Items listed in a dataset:
+ + + + + + +

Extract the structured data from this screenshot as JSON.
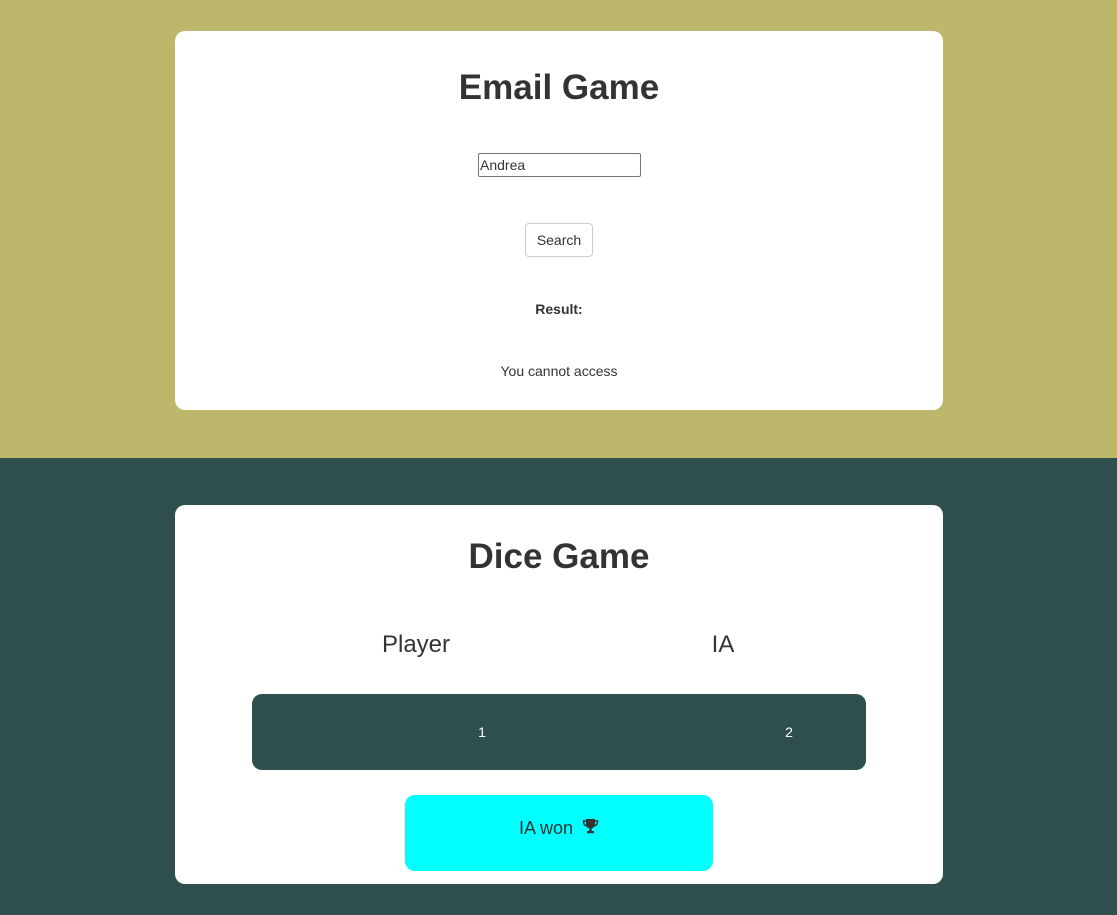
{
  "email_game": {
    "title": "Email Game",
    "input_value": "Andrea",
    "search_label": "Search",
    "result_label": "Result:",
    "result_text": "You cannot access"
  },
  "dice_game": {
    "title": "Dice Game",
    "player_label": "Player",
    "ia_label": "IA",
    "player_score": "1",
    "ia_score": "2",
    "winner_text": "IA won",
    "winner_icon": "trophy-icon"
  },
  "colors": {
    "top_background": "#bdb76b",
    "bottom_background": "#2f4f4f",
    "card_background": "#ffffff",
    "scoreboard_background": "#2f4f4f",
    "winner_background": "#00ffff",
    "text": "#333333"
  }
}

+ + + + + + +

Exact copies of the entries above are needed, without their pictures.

Extract the structured data from this screenshot as JSON.
{
  "email_game": {
    "title": "Email Game",
    "input_value": "Andrea",
    "search_label": "Search",
    "result_label": "Result:",
    "result_text": "You cannot access"
  },
  "dice_game": {
    "title": "Dice Game",
    "player_label": "Player",
    "ia_label": "IA",
    "player_score": "1",
    "ia_score": "2",
    "winner_text": "IA won",
    "winner_icon": "trophy-icon"
  },
  "colors": {
    "top_background": "#bdb76b",
    "bottom_background": "#2f4f4f",
    "card_background": "#ffffff",
    "scoreboard_background": "#2f4f4f",
    "winner_background": "#00ffff",
    "text": "#333333"
  }
}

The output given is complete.